━━ DATA SHOWN ━━

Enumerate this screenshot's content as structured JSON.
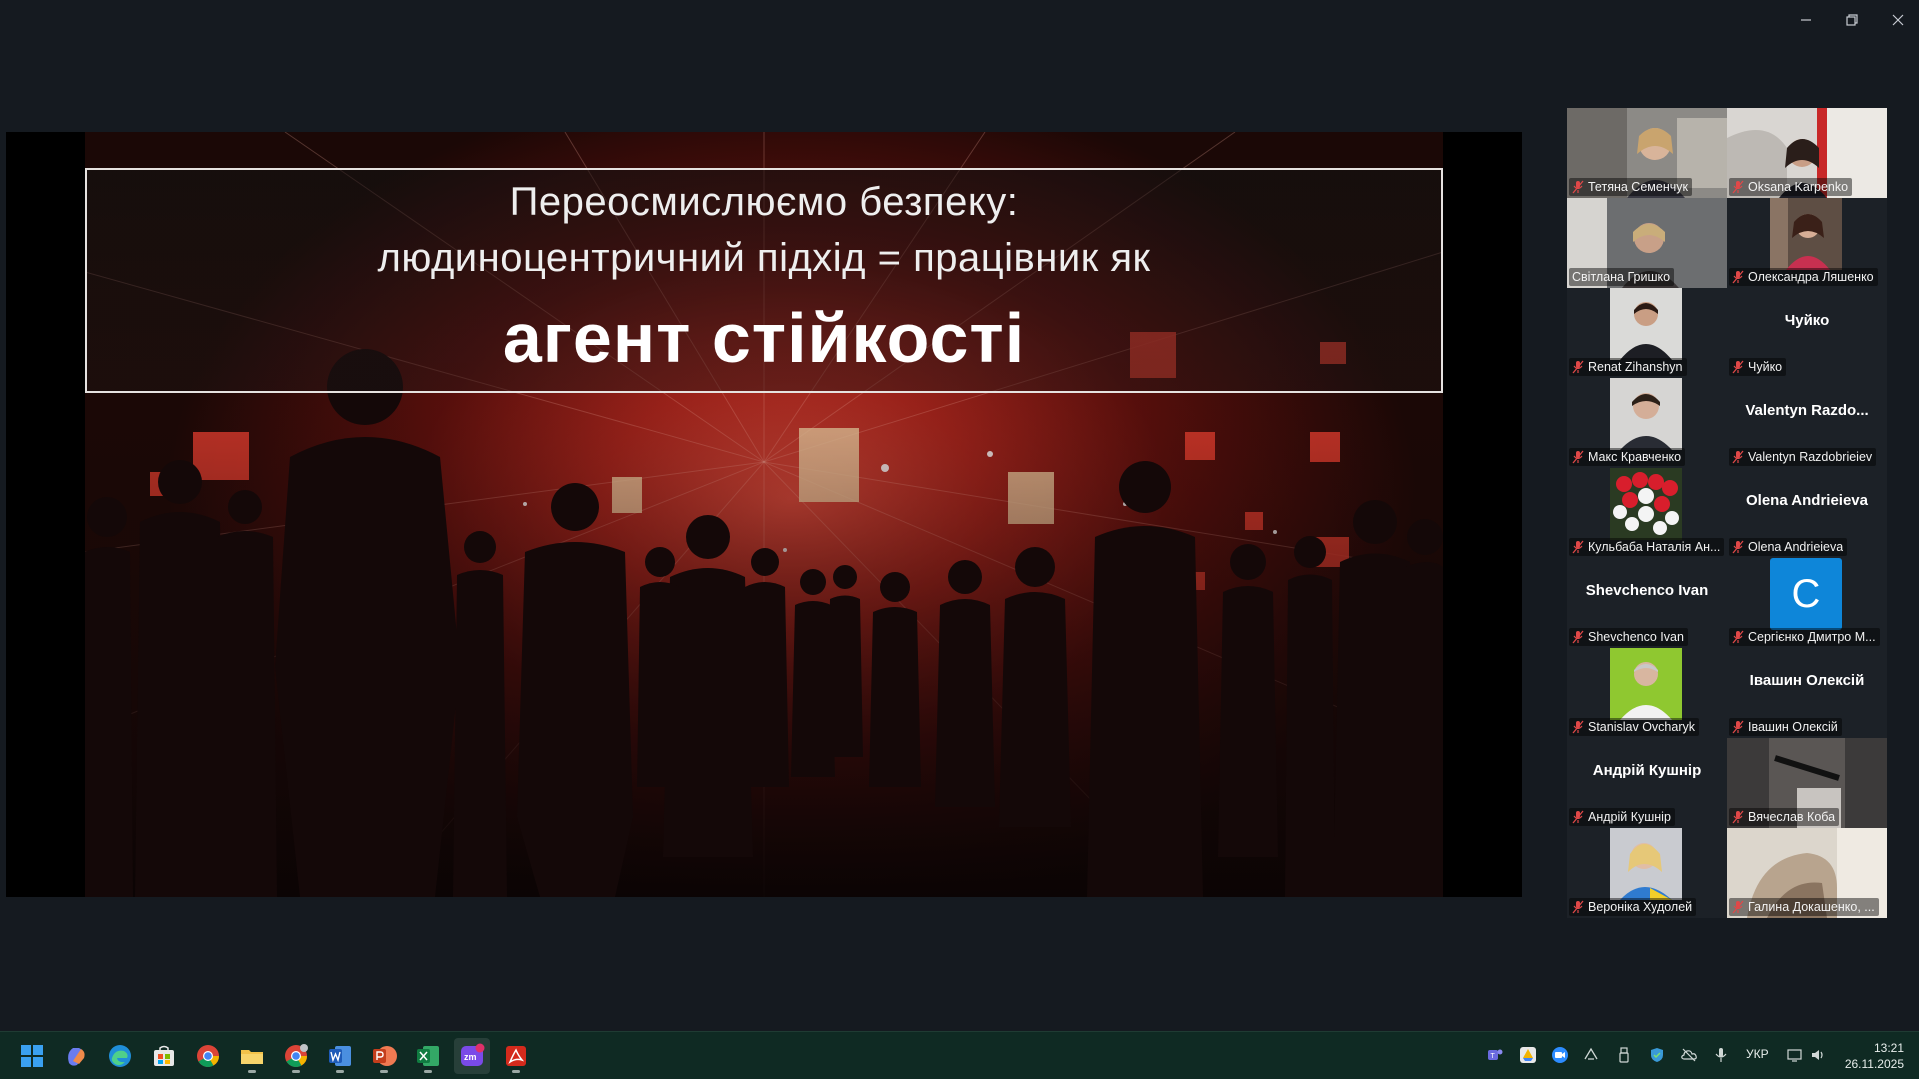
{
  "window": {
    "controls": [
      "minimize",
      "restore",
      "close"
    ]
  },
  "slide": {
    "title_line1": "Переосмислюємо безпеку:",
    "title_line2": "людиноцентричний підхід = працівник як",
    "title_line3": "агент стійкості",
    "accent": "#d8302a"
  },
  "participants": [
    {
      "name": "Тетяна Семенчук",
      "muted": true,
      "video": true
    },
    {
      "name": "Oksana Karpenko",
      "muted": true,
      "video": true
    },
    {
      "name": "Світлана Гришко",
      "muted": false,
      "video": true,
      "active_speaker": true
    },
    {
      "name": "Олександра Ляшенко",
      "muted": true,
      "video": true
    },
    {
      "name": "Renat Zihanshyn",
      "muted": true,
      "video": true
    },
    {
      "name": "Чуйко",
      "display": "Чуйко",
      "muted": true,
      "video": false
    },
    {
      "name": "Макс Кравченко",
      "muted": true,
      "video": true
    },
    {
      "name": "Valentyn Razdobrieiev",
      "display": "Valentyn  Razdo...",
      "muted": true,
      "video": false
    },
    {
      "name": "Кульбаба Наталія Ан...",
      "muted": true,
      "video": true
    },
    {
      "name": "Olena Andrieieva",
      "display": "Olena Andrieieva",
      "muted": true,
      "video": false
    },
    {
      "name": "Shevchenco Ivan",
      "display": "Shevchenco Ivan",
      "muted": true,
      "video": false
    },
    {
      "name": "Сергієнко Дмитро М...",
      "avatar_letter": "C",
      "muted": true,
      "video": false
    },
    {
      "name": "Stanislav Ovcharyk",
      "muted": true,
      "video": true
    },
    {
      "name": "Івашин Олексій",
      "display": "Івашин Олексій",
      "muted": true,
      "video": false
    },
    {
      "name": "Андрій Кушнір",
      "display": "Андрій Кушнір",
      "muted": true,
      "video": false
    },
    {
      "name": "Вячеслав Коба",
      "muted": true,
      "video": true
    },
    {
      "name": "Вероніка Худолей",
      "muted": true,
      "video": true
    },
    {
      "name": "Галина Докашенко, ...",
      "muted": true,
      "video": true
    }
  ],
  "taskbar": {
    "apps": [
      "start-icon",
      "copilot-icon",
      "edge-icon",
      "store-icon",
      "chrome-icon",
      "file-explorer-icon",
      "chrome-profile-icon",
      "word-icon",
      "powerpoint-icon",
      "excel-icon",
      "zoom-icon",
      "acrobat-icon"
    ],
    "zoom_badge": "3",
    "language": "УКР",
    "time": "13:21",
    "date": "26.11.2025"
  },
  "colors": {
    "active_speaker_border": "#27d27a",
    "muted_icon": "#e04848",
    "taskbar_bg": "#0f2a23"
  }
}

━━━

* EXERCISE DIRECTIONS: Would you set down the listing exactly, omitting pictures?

* RESPONSE BELOW:
Enumerate this screenshot's content as structured JSON.
{
  "window": {
    "controls": [
      "minimize",
      "restore",
      "close"
    ]
  },
  "slide": {
    "title_line1": "Переосмислюємо безпеку:",
    "title_line2": "людиноцентричний підхід = працівник як",
    "title_line3": "агент стійкості",
    "accent": "#d8302a"
  },
  "participants": [
    {
      "name": "Тетяна Семенчук",
      "muted": true,
      "video": true
    },
    {
      "name": "Oksana Karpenko",
      "muted": true,
      "video": true
    },
    {
      "name": "Світлана Гришко",
      "muted": false,
      "video": true,
      "active_speaker": true
    },
    {
      "name": "Олександра Ляшенко",
      "muted": true,
      "video": true
    },
    {
      "name": "Renat Zihanshyn",
      "muted": true,
      "video": true
    },
    {
      "name": "Чуйко",
      "display": "Чуйко",
      "muted": true,
      "video": false
    },
    {
      "name": "Макс Кравченко",
      "muted": true,
      "video": true
    },
    {
      "name": "Valentyn Razdobrieiev",
      "display": "Valentyn  Razdo...",
      "muted": true,
      "video": false
    },
    {
      "name": "Кульбаба Наталія Ан...",
      "muted": true,
      "video": true
    },
    {
      "name": "Olena Andrieieva",
      "display": "Olena Andrieieva",
      "muted": true,
      "video": false
    },
    {
      "name": "Shevchenco Ivan",
      "display": "Shevchenco Ivan",
      "muted": true,
      "video": false
    },
    {
      "name": "Сергієнко Дмитро М...",
      "avatar_letter": "C",
      "muted": true,
      "video": false
    },
    {
      "name": "Stanislav Ovcharyk",
      "muted": true,
      "video": true
    },
    {
      "name": "Івашин Олексій",
      "display": "Івашин Олексій",
      "muted": true,
      "video": false
    },
    {
      "name": "Андрій Кушнір",
      "display": "Андрій Кушнір",
      "muted": true,
      "video": false
    },
    {
      "name": "Вячеслав Коба",
      "muted": true,
      "video": true
    },
    {
      "name": "Вероніка Худолей",
      "muted": true,
      "video": true
    },
    {
      "name": "Галина Докашенко, ...",
      "muted": true,
      "video": true
    }
  ],
  "taskbar": {
    "apps": [
      "start-icon",
      "copilot-icon",
      "edge-icon",
      "store-icon",
      "chrome-icon",
      "file-explorer-icon",
      "chrome-profile-icon",
      "word-icon",
      "powerpoint-icon",
      "excel-icon",
      "zoom-icon",
      "acrobat-icon"
    ],
    "zoom_badge": "3",
    "language": "УКР",
    "time": "13:21",
    "date": "26.11.2025"
  },
  "colors": {
    "active_speaker_border": "#27d27a",
    "muted_icon": "#e04848",
    "taskbar_bg": "#0f2a23"
  }
}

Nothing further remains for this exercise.